=== ENTRIES SHOWN ===

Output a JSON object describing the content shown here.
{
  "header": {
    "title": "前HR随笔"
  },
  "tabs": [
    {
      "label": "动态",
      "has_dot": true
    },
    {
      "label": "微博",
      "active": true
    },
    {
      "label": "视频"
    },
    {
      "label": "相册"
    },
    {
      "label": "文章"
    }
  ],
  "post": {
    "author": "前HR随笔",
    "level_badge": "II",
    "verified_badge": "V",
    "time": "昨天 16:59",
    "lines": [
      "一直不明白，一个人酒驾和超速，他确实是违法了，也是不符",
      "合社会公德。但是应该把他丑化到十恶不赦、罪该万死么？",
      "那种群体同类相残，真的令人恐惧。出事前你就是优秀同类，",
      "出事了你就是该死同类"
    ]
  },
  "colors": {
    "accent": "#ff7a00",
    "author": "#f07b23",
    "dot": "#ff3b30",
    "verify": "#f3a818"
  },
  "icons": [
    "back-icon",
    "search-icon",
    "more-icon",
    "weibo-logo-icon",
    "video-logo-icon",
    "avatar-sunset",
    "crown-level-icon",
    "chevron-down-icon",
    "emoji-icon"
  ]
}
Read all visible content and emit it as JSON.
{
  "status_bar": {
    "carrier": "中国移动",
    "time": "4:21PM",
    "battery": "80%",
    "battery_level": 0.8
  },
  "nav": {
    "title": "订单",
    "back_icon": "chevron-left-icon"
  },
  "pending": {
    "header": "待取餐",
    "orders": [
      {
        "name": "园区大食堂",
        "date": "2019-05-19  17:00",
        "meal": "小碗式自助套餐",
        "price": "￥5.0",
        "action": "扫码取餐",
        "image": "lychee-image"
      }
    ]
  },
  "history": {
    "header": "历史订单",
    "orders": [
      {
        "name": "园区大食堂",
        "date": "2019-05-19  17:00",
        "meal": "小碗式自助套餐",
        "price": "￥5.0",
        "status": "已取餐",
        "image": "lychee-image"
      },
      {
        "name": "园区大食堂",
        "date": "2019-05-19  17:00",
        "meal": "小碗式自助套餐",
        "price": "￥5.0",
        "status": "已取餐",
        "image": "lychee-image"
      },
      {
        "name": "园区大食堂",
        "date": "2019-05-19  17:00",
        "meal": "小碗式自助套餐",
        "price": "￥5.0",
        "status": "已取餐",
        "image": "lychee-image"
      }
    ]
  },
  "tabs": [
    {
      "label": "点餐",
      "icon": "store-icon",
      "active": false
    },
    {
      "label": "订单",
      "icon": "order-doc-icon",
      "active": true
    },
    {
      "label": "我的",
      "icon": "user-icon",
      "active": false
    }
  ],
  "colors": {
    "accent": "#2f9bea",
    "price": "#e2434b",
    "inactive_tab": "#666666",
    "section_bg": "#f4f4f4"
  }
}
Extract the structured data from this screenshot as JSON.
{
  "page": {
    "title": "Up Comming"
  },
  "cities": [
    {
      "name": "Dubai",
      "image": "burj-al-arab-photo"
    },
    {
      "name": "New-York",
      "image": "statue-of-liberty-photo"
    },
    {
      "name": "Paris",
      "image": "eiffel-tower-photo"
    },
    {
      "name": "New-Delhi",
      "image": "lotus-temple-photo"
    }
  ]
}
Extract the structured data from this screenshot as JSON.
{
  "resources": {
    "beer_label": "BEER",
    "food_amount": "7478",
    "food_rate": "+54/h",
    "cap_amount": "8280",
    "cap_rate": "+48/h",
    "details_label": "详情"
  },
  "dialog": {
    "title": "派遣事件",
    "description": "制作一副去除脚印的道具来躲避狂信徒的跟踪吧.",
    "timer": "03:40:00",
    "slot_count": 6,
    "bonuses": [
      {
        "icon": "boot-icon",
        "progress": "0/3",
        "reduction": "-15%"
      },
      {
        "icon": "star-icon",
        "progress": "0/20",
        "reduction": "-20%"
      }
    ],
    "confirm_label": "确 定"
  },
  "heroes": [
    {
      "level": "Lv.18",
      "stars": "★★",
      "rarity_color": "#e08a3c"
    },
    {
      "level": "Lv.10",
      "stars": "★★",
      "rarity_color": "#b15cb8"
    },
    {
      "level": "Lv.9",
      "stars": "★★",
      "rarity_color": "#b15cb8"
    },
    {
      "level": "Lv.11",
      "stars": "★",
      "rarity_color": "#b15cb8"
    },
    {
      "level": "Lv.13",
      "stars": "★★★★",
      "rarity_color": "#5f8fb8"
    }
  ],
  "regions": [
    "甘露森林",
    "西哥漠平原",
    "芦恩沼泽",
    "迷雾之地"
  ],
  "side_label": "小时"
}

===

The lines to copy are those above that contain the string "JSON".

> [YOUR RESPONSE]
Output a JSON object describing the content shown here.
Read all visible content and emit it as JSON.
Extract the structured data from this screenshot as JSON.
Extract the structured data from this screenshot as JSON.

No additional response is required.